My dear friends,
On the last Sunday of July each year great crowds gather from all corners of Ireland and beyond to climb Croagh Patrick, Ireland’s holy mountain. About twenty thousand people usually travel to County Mayo on that day. With the assistance of a wooden staff in their hands and in the company of friends and strangers, they make their way up the two and a half thousand-foot mountain. Sometimes the weather is fine and sometimes not so and the last section of the climb is steep. Whatever the weather there is always a great feeling of solidarity and mutual support and a great spirit of friendliness in the experience.
The mountain itself is cone shaped and it stands out in a striking manner against the backdrop of the surrounding hills. Sweeping down to the sea, it dips its toes in the water of Clew Bay. It is a mountain that cries out to be climbed and people have been doing so for thousands of years, even before the coming of the Christian Gospel and the traditions of St. Patrick.
In the days of Jesus, the people of Gallilee came to realise that there was someone special in their midst. A young man had appeared who had special powers of healing. He spoke in ways that drew listeners. People wanted to listen and the crowds gathered. The people could see that this man could cure sicknesses. He seemed to understand life and had an air of authority about him which persuaded people that he was the genuine article, a saviour and not a showman.
Jesus knew all about the problems of being in the public eye. Words and actions are scrutinised. A person will be misreported and misrepresented. Enemies will seek to humiliate and destroy you in whatever way they can. King Herod Antipas, a vicious ruler, had just executed John the Baptist and so Jesus, his cousin, could very well be next in line. He leaves Herod’s territory and moves along the coast, hoping to find a quiet spot and quiet time for himself and his disciples. His boat is not far from shore so the crowds can track his movements. When he steps ashore they are waiting for him.
These people need to have their sickness healed; Jesus does that. They need guidance; Jesus offers them the word of life. They are hungry and need food; Jesus feeds them and teaches his disciples to feed them from the little they have. Health, education and welfare – common needs of all humankind – are attended to.

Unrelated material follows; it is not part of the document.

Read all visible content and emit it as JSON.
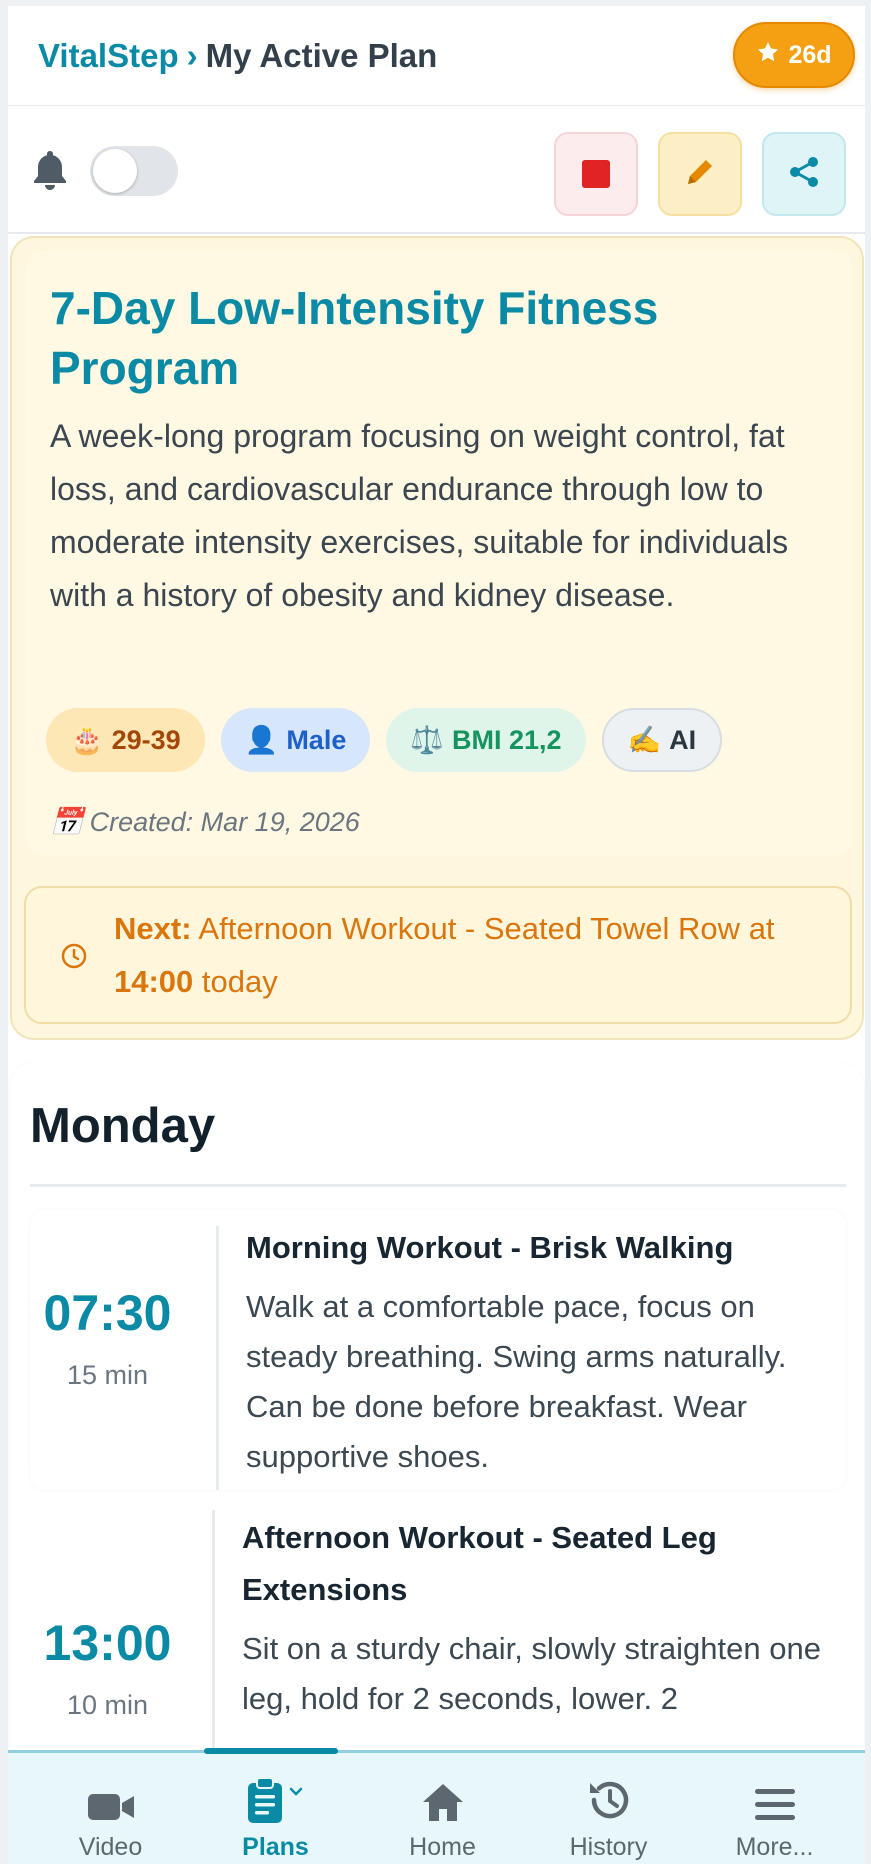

Mountains, high places like Croagh Patrick, and places apart can help us feel nearer to God. They can call people away from the grind of everyday life and invite us to look up to the skies. The experience can help us to get life into perspective and sort out the higher values of our earthly journey. “Pay attention, come to me, listen and your soul will live. Why spend money on what is not bread, your wages on what fails to satisfy?” This is how Isaiah puts it.
Paul puts it slightly differently. “Nothing can come between us and the love of Christ, even if we are troubled or worried or being persecuted, or lacking food or clothes, or being threatened or even attacked.” His former life was peppered with violence as he persecuted the Christians he now serves. Blinded on the road to Damascus he now opens his eyes to the world in a new way. Having experienced the love of the risen Lord he now opens his heart to others and tells them there is no reason to be afraid.
“He took the five loaves and the two fish, raised his eyes to heaven and said the blessing. They all ate as much as they wanted and they collected the scraps remaining.” When Jesus saw the crowds he knew what they were looking for. His need for peace and solitude was superseded by his compassion for those who had climbed the mountain with family and friends in search of healing and nourishment. Although Jesus and his disciples are tired, deprived of their peace and only have enough food for themselves, still – with the blessing of God – they find they have sufficient resources to match the needs of the people. “Listen, listen to me and you will have good things to eat and rich food to enjoy.”
+Liam S. MacDaid
31 July 2011